## Exercise prompt
Scan the entries below and tally the lines that include "this". Return nothing but the tally.

Records from a dataset
/---

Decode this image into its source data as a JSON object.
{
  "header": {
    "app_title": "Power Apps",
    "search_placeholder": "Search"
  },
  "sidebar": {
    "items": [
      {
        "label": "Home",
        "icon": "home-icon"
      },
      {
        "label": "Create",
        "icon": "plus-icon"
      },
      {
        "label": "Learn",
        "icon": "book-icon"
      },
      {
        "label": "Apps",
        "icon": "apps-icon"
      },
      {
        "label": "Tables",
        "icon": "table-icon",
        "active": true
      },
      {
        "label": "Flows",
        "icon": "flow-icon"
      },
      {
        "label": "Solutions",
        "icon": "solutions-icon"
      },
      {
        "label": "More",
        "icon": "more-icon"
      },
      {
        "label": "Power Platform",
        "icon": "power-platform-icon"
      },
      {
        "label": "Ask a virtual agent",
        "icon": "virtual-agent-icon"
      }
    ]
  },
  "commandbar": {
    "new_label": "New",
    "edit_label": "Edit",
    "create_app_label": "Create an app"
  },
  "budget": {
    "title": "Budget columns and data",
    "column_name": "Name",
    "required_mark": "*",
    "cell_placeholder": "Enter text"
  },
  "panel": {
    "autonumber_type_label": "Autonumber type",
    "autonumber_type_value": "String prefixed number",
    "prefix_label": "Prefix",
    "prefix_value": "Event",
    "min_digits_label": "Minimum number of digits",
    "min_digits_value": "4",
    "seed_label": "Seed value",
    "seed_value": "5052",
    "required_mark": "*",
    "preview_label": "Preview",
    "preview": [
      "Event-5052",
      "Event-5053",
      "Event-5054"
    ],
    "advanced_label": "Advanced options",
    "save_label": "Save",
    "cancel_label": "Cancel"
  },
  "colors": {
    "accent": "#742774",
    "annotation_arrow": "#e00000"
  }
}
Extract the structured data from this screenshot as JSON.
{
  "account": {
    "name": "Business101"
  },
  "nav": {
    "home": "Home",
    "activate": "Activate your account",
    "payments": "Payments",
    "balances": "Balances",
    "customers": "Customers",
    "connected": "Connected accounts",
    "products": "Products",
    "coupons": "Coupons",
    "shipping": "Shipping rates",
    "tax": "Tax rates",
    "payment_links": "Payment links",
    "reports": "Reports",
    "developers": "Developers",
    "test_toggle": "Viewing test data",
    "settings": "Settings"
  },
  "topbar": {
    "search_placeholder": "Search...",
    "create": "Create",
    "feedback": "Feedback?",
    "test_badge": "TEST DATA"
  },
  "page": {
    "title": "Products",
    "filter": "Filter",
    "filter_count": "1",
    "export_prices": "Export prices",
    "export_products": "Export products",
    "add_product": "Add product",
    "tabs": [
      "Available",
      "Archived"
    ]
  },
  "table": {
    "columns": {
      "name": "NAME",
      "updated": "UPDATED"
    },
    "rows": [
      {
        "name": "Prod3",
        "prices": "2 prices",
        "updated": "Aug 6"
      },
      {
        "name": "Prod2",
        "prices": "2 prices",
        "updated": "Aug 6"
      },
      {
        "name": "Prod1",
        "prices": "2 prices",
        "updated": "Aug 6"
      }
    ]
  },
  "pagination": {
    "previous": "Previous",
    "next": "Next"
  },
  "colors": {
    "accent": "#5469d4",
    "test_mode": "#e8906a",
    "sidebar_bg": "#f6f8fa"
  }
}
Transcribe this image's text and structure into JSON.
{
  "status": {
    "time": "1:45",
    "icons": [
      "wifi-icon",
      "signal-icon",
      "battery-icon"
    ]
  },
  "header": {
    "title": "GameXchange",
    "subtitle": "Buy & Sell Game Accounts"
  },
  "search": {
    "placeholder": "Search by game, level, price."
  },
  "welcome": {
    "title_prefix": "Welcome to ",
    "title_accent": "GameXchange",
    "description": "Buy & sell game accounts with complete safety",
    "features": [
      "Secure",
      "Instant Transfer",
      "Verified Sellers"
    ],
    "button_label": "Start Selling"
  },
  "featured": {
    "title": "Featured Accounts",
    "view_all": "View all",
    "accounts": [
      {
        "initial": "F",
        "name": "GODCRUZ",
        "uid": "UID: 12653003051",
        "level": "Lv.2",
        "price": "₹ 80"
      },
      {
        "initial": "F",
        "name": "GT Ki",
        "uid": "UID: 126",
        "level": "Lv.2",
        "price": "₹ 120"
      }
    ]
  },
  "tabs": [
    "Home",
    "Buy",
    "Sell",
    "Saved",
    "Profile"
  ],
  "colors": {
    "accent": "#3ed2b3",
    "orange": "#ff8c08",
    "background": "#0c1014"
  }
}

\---

## Exercise result
3